Exercise aim:
Examine each line of the data, and copy the ones containing "fill".

Data records:
____________

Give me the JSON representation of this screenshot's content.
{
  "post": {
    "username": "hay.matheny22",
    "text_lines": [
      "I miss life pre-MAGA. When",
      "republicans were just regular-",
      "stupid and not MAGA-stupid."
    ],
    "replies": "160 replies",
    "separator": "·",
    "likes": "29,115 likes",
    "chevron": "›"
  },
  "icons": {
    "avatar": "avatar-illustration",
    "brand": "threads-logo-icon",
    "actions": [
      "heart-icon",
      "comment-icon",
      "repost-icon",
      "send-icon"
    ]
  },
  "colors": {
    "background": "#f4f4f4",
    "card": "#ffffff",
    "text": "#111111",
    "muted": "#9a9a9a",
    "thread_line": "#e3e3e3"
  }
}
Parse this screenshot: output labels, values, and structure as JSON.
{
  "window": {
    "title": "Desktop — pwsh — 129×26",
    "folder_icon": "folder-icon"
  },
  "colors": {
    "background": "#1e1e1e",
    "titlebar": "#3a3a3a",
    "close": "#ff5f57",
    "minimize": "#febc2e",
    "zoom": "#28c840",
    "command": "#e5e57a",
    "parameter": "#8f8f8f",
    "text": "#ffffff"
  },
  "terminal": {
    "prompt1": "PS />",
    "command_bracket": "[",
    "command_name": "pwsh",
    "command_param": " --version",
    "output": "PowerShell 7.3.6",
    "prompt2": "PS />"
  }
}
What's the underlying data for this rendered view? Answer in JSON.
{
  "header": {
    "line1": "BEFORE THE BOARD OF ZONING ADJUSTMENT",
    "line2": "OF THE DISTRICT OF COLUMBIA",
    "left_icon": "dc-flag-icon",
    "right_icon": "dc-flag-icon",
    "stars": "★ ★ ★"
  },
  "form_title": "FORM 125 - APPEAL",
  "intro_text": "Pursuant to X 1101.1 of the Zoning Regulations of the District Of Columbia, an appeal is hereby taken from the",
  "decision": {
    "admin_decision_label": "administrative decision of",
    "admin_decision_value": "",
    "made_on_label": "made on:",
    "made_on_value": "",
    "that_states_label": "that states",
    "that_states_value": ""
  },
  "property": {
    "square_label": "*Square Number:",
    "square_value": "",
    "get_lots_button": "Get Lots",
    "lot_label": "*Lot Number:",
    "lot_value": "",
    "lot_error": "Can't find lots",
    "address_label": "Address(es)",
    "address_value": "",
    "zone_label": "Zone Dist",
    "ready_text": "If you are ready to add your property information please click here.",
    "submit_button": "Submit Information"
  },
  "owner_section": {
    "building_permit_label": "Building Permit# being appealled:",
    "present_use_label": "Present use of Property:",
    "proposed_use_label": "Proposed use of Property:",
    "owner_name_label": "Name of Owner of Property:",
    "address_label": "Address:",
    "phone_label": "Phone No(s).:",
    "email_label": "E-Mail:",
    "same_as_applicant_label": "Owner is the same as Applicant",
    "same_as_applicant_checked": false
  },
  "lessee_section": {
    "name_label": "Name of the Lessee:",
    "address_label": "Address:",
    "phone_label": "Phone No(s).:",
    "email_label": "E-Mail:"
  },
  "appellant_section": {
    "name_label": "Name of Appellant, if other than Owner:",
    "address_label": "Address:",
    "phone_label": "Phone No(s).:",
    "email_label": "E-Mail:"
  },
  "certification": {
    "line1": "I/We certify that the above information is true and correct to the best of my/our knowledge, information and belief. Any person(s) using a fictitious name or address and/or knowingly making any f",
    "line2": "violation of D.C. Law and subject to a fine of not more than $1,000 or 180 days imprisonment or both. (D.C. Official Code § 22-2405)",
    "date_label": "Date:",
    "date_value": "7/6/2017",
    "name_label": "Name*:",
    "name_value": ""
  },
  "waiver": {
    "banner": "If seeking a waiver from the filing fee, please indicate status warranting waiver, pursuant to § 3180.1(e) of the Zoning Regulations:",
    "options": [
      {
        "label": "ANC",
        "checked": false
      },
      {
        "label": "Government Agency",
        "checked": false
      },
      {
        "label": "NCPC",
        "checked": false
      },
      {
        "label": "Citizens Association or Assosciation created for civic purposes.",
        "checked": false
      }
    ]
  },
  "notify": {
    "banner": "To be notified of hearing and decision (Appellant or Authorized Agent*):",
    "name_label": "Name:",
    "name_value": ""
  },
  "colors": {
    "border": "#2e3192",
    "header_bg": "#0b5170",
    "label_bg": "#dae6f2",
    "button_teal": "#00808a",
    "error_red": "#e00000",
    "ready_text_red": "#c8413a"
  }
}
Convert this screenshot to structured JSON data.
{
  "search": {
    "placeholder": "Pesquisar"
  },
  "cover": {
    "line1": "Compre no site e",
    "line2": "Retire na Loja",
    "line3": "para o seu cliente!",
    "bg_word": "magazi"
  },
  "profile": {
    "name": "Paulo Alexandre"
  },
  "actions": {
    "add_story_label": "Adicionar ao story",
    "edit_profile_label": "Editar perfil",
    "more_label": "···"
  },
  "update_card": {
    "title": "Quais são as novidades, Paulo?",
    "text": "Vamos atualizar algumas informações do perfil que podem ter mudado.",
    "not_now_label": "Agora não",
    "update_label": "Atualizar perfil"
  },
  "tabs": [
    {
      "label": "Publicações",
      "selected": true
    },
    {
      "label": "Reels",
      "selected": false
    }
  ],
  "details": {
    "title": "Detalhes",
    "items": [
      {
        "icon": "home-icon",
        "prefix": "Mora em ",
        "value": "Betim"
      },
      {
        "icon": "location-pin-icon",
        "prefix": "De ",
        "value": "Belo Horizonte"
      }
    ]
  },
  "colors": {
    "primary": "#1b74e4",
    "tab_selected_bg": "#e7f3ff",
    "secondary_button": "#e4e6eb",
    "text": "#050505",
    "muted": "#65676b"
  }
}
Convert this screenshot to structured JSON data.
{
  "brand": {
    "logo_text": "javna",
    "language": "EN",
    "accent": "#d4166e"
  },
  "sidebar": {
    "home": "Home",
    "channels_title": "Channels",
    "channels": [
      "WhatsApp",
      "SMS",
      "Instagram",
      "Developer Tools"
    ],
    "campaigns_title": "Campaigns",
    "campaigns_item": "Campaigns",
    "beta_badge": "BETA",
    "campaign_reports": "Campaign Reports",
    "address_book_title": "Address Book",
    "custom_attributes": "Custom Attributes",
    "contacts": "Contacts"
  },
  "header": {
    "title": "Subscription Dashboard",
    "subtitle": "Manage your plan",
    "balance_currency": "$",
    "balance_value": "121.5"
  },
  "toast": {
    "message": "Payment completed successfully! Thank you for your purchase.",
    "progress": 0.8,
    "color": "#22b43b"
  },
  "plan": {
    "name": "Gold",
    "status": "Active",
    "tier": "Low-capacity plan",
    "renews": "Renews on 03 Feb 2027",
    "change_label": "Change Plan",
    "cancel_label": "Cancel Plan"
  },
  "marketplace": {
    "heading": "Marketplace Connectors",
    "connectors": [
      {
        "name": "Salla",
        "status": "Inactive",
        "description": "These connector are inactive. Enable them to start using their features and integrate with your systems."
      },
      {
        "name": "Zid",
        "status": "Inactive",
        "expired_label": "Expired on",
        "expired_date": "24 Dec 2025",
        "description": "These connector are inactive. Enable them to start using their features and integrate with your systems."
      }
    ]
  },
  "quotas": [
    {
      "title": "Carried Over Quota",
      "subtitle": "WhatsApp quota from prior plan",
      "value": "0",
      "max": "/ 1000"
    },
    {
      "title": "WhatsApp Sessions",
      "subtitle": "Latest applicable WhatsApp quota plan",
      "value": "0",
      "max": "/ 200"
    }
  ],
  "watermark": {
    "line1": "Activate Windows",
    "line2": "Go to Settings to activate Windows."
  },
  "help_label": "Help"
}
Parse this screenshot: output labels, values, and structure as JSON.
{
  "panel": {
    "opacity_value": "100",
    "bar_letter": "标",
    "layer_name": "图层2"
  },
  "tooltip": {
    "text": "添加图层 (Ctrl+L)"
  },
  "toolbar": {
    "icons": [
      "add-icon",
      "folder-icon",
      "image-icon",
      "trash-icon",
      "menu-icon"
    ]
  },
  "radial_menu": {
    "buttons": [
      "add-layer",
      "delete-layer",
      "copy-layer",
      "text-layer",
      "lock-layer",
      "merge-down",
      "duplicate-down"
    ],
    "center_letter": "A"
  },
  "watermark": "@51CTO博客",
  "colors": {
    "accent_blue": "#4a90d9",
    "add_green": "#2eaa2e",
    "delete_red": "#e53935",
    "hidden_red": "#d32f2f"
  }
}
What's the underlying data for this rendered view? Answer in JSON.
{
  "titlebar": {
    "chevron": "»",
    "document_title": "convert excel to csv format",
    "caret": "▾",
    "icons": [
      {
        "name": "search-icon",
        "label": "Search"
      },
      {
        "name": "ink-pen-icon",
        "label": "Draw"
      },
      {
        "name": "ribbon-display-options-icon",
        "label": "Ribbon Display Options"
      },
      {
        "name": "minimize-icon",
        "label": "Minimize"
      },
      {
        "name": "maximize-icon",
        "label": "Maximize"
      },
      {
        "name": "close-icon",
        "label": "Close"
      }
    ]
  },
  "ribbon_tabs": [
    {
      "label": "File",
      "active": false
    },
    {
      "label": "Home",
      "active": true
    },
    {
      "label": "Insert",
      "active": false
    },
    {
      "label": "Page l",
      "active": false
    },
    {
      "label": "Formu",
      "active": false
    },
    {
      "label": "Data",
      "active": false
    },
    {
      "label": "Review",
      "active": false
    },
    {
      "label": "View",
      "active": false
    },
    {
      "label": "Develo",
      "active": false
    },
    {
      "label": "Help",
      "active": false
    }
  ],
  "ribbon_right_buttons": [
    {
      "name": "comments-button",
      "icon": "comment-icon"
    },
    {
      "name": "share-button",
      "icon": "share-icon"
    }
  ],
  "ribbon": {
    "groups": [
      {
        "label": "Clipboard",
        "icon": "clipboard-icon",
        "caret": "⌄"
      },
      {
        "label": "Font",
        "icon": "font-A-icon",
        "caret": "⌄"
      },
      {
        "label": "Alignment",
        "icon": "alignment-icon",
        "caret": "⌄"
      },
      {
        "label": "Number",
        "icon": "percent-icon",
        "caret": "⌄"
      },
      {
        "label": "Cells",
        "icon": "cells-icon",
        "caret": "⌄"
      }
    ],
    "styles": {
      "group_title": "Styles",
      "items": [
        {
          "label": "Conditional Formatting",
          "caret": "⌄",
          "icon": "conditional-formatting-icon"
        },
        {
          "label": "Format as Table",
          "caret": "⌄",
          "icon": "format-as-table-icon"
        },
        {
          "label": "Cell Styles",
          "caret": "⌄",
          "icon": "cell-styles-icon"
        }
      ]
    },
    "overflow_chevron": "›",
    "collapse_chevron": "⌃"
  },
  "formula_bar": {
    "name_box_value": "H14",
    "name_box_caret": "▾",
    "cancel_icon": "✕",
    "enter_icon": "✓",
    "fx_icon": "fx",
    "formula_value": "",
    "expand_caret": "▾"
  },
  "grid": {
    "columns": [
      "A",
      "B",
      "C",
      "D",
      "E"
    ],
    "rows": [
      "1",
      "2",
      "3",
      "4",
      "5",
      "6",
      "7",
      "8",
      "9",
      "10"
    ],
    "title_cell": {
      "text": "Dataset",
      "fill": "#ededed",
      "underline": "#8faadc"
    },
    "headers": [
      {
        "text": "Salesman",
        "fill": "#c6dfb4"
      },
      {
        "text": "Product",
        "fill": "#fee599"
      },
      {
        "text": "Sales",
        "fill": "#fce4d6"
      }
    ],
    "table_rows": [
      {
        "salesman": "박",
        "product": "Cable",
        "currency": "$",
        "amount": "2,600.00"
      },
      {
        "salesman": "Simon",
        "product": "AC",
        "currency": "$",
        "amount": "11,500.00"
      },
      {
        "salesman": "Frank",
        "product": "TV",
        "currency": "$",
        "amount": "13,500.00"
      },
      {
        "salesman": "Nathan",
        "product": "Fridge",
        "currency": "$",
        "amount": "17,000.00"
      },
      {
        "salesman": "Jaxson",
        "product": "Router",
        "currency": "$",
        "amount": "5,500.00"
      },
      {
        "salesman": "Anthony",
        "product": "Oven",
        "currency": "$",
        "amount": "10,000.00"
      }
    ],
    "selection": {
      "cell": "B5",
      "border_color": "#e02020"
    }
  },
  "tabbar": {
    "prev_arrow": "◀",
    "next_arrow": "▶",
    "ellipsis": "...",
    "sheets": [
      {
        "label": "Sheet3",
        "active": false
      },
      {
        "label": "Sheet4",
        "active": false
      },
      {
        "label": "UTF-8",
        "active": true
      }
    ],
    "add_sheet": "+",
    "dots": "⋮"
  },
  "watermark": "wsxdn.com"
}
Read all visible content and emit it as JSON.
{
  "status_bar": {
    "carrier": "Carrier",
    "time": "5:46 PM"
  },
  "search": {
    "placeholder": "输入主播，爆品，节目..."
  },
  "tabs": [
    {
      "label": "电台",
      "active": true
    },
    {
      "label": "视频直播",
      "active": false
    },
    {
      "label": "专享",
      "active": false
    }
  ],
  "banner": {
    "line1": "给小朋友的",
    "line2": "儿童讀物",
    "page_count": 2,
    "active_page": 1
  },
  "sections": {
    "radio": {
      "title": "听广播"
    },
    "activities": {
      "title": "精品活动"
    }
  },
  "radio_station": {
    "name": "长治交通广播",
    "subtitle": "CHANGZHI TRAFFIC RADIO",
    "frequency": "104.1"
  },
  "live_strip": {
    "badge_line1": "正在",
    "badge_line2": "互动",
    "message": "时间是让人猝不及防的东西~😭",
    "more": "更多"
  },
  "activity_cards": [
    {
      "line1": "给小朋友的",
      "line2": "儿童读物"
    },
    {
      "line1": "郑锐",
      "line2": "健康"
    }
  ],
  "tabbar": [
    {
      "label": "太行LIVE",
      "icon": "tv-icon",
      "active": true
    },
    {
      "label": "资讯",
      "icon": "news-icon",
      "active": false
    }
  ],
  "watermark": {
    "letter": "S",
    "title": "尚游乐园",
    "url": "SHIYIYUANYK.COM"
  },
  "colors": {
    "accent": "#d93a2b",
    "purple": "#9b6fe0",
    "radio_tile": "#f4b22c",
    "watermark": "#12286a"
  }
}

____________

Exercise response:
      "fill": "#ededed",
        "fill": "#c6dfb4"
        "fill": "#fee599"
        "fill": "#fce4d6"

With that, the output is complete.